It was not just any magnificent try, of course. It was the try that won a Grand Slam for Scotland, and at the same time snatched one from England's grasp. It has become one of the decade's two enduring images of Scottish blows being struck to the very heart of the auld enemy. Only Mel Gibson, with his Highland bouffant, celebrating the big-screen repeat of the famous home win at Stirling in 1297 has matched the sight of Tony Stanger roaring past Flight Lieutenant Rory Underwood and touching down in the shadow of Murrayfield's old West Stand.
Not that Stanger himself glories in the symbolism of his most memorable moment of national service. "Too much is made of the Scotland-England thing," he said as he prepared for today's instalment of the sport's oldest rivalry. "It's just a game, a sporting challenge. Our team is selected. Their team is selected. The challenge is thrown down and the best team wins. I certainly don't see it as Bannockburn revisited. That was life or death. This is sport, a game.
"Winning in 1990 was so special not because it was England we beat but because it was a great England team. They proved that by winning back- to-back Grand Slams the next two seasons. It was a great achievement for us because it was such a big challenge. Of course it's a wonderful memory. It was a great high. But it was too long ago to hang on to. I'm very much a forward-looking person. There are lots of challenges ahead, and this match is one of them."
It is indeed. For Stanger and for Scotland, the challenge at Murrayfield this afternoon is once again to beat England. They have not done so since 3 March 1990, the afternoon David Sole walked his team on to Murrayfield in slow motion and marched them off as Grand Slam heroes. For eight years now England have been invincible against their northern neighbours. Last year at Twickenham they extended their winning run against the Scots to eight matches - seven in the Five Nations' Championship, one in the World Cup. They did so, moreover, by 43-13, a record score in the 127-year history of Anglo-Scottish rugby union rivalry.

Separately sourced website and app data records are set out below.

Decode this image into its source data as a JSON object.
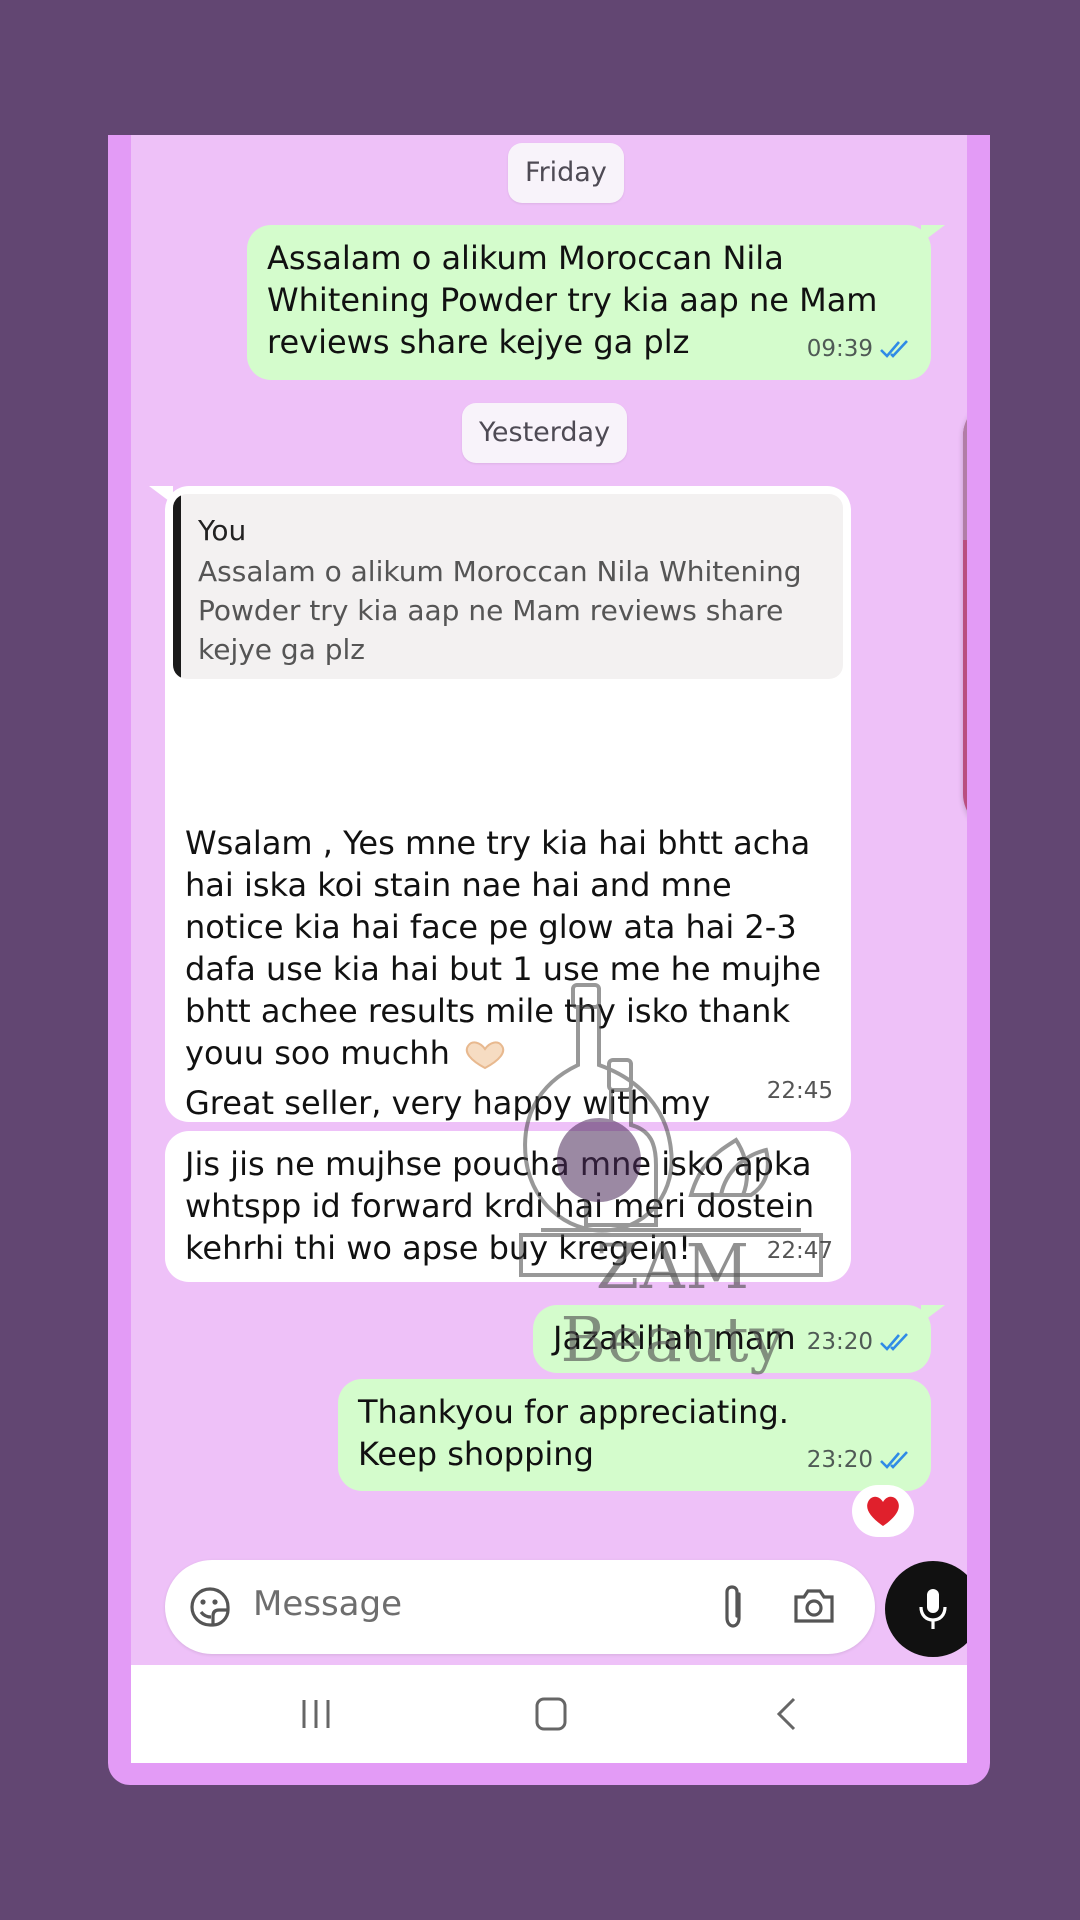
{
  "chat": {
    "date_friday": "Friday",
    "date_yesterday": "Yesterday",
    "messages": [
      {
        "direction": "outgoing",
        "text": "Assalam o alikum Moroccan Nila Whitening Powder try kia aap ne Mam reviews share kejye ga plz",
        "time": "09:39",
        "status": "read"
      },
      {
        "direction": "incoming",
        "quote_author": "You",
        "quote_text": "Assalam o alikum Moroccan Nila Whitening Powder try kia aap ne Mam reviews share kejye ga plz",
        "text_part1": "Wsalam , Yes mne try kia hai bhtt acha hai iska koi stain nae hai and mne notice kia hai face pe glow ata hai 2-3 dafa use kia hai but 1 use me he mujhe bhtt achee results mile thy isko thank youu soo muchh",
        "text_part2": "Great seller, very happy with my purchase! Item exactly as described Highly recommend this seller!",
        "time": "22:45"
      },
      {
        "direction": "incoming",
        "text": "Jis jis ne mujhse poucha mne isko apka whtspp id forward krdi hai meri dostein kehrhi thi wo apse buy kregein!",
        "time": "22:47"
      },
      {
        "direction": "outgoing",
        "text": "Jazakillah mam",
        "time": "23:20",
        "status": "read"
      },
      {
        "direction": "outgoing",
        "text": "Thankyou for appreciating. Keep shopping",
        "time": "23:20",
        "status": "read",
        "reaction": "red-heart"
      }
    ]
  },
  "watermark": {
    "text": "ZAM Beauty"
  },
  "composer": {
    "placeholder": "Message"
  },
  "colors": {
    "background": "#624672",
    "chat_background": "#eec1f8",
    "outgoing_bubble": "#d4fccc",
    "incoming_bubble": "#ffffff",
    "read_tick": "#2f8be6",
    "scrollbar": "#b94f80"
  },
  "icons": {
    "composer": [
      "sticker-icon",
      "attach-icon",
      "camera-icon",
      "microphone-icon"
    ],
    "navigation": [
      "recent-apps-icon",
      "home-icon",
      "back-icon"
    ],
    "scrollbar": [
      "more-dots-icon",
      "audio-icon"
    ]
  }
}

Having suffered record defeats in the three internationals played at Murrayfield this season (in the process conceding 156 points and 22 tries to Australia, South Africa and France), Scotland face a clear challenge today. Home pride needs to be restored. At least, since the flower of Scotland was cut down by 51 French points a month ago, green shoots of recovery have appeared. Against Wales at Wembley a fortnight ago, Scotland produced what could be described as a half-decent performance. They attacked with verve before the break before wilting to a 19-13 defeat.

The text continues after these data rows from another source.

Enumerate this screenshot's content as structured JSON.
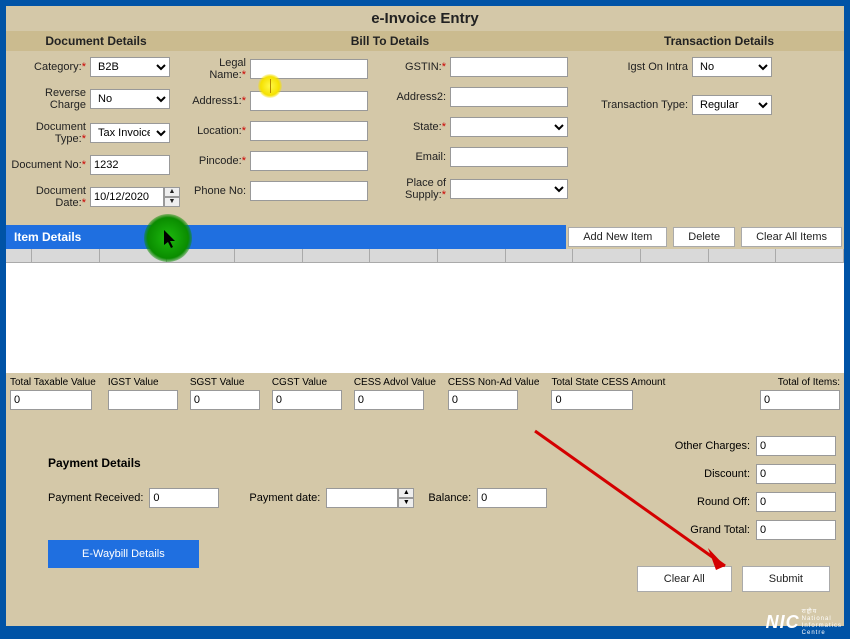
{
  "title": "e-Invoice Entry",
  "sections": {
    "document": "Document Details",
    "billto": "Bill To Details",
    "transaction": "Transaction Details"
  },
  "document": {
    "category_label": "Category:",
    "category": "B2B",
    "reverse_label": "Reverse Charge",
    "reverse": "No",
    "type_label": "Document Type:",
    "type": "Tax Invoice",
    "no_label": "Document No:",
    "no": "1232",
    "date_label": "Document Date:",
    "date": "10/12/2020"
  },
  "billto": {
    "legal_label": "Legal Name:",
    "gstin_label": "GSTIN:",
    "addr1_label": "Address1:",
    "addr2_label": "Address2:",
    "location_label": "Location:",
    "state_label": "State:",
    "pincode_label": "Pincode:",
    "email_label": "Email:",
    "phone_label": "Phone No:",
    "pos_label": "Place of Supply:"
  },
  "transaction": {
    "igst_label": "Igst On Intra",
    "igst": "No",
    "ttype_label": "Transaction Type:",
    "ttype": "Regular"
  },
  "items": {
    "header": "Item Details",
    "add": "Add New Item",
    "delete": "Delete",
    "clear": "Clear All Items"
  },
  "totals": {
    "ttv_label": "Total Taxable Value",
    "ttv": "0",
    "igst_label": "IGST Value",
    "igst": "",
    "sgst_label": "SGST Value",
    "sgst": "0",
    "cgst_label": "CGST Value",
    "cgst": "0",
    "cessadv_label": "CESS Advol Value",
    "cessadv": "0",
    "cessna_label": "CESS Non-Ad Value",
    "cessna": "0",
    "statecess_label": "Total State CESS Amount",
    "statecess": "0",
    "items_label": "Total of Items:",
    "items": "0"
  },
  "charges": {
    "other_label": "Other Charges:",
    "other": "0",
    "discount_label": "Discount:",
    "discount": "0",
    "round_label": "Round Off:",
    "round": "0",
    "grand_label": "Grand Total:",
    "grand": "0"
  },
  "payment": {
    "header": "Payment Details",
    "recv_label": "Payment Received:",
    "recv": "0",
    "date_label": "Payment date:",
    "date": "",
    "bal_label": "Balance:",
    "bal": "0",
    "ewb": "E-Waybill Details"
  },
  "footer": {
    "clear": "Clear All",
    "submit": "Submit"
  },
  "logo": "NIC"
}
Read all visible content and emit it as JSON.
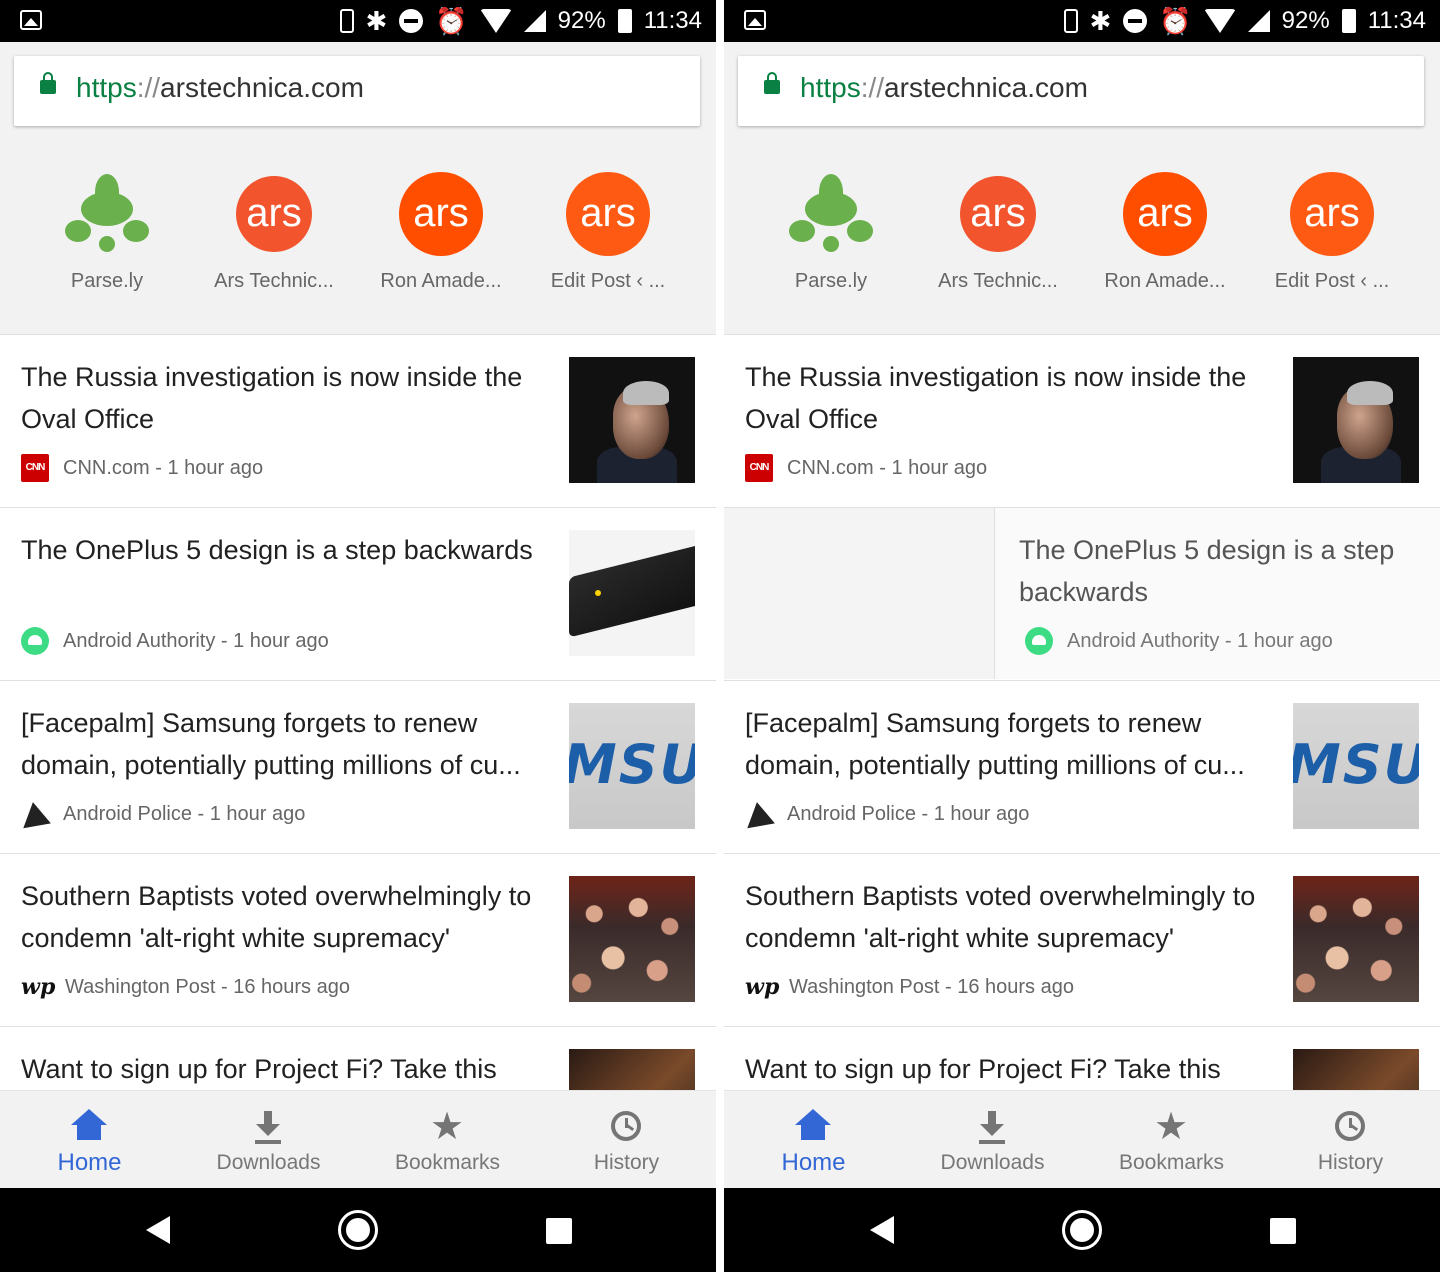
{
  "status_bar": {
    "battery": "92%",
    "time": "11:34"
  },
  "url_bar": {
    "scheme": "https",
    "separator": "://",
    "host": "arstechnica.com"
  },
  "tiles": [
    {
      "label": "Parse.ly",
      "icon": "parsely-leaf-icon"
    },
    {
      "label": "Ars Technic...",
      "icon": "ars-logo-icon",
      "text": "ars"
    },
    {
      "label": "Ron Amade...",
      "icon": "ars-logo-icon",
      "text": "ars"
    },
    {
      "label": "Edit Post ‹ ...",
      "icon": "ars-logo-icon",
      "text": "ars"
    }
  ],
  "articles": [
    {
      "title": "The Russia investigation is now inside the Oval Office",
      "source": "CNN.com - 1 hour ago",
      "source_icon": "cnn-icon",
      "cnn_text": "CNN"
    },
    {
      "title": "The OnePlus 5 design is a step backwards",
      "source": "Android Authority - 1 hour ago",
      "source_icon": "android-authority-icon"
    },
    {
      "title": "[Facepalm] Samsung forgets to renew domain, potentially putting millions of cu...",
      "source": "Android Police - 1 hour ago",
      "source_icon": "android-police-icon",
      "thumb_text": "MSUN"
    },
    {
      "title": "Southern Baptists voted overwhelmingly to condemn 'alt-right white supremacy'",
      "source": "Washington Post - 16 hours ago",
      "source_icon": "washington-post-icon",
      "wp_text": "wp"
    },
    {
      "title": "Want to sign up for Project Fi? Take this",
      "source": "",
      "source_icon": ""
    }
  ],
  "bottom_nav": [
    {
      "label": "Home",
      "active": true
    },
    {
      "label": "Downloads",
      "active": false
    },
    {
      "label": "Bookmarks",
      "active": false
    },
    {
      "label": "History",
      "active": false
    }
  ],
  "colors": {
    "accent": "#3367d6",
    "secure": "#0b8043",
    "ars": "#ff4e00"
  }
}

"When you've had a lot of defeats and you've been getting a bad press it's very difficult to play with confidence," Stanger said. "But that's what we did in the first half against Wales. We took our chances early on. We had two or three in the second half, didn't take them, and the confidence shifted to Wales. To be successful these days you've got to play open, almost risk-taking, rugby. That's what we did against Wales but you've got to play that type of game regularly. You've got to take your chances too. Certainly, against England you're not going to get a barrel-load."
In eight years only three Scots have taken their chances and crossed the English line: Derek White in 1992, Rob Wainwright in 1994 and Ronnie Eriksson last year. If Stanger, the Hawick wing, does so this afternoon he will touch down in the record books. His try against France was his 23rd for Scotland. He needs one more to equal the Scottish record held since 1933 by Ian Smith, the Melbourne-born wing who became known as "the Flying Scotsman". Not that Stanger will have history on his mind at 3pm.
"I'm honestly not thinking about the record," he said. "Other people keep reminding me of it. I'm motivated by performance, not tries or records. You could play poorly and still score two or three tries. If I played another 20 times for Scotland and didn't score another try it wouldn't bother me, as long as my performances were good and I made tries for others to score."
A third-year student of sports science at Moray House, part of Heriot- Watt University in Edinburgh, Stanger is at 29 a clinical analyst of his game. So is his wife, Bid. "The good thing is her total honesty," he said. "If I haven't been up to scratch she'll hit me with it on the chin. Coming from New Zealand, she knows the game well." Coming from Hawick, the Borders town as famed for its rugby as for its wool, so does Stanger.
His headmaster at Hawick High School was a certain James William Telfer, now Scotland's head coach and director of rugby. But the coach who introduced him to rugby, at Wilton Primary School, is the man who will be behind the BBC television microphone at Murrayfield this afternoon. And if Tony Stanger repeats his try-scoring feat of eight years ago Bill McLaren will, once again, not be lost for a word or two.Reuse content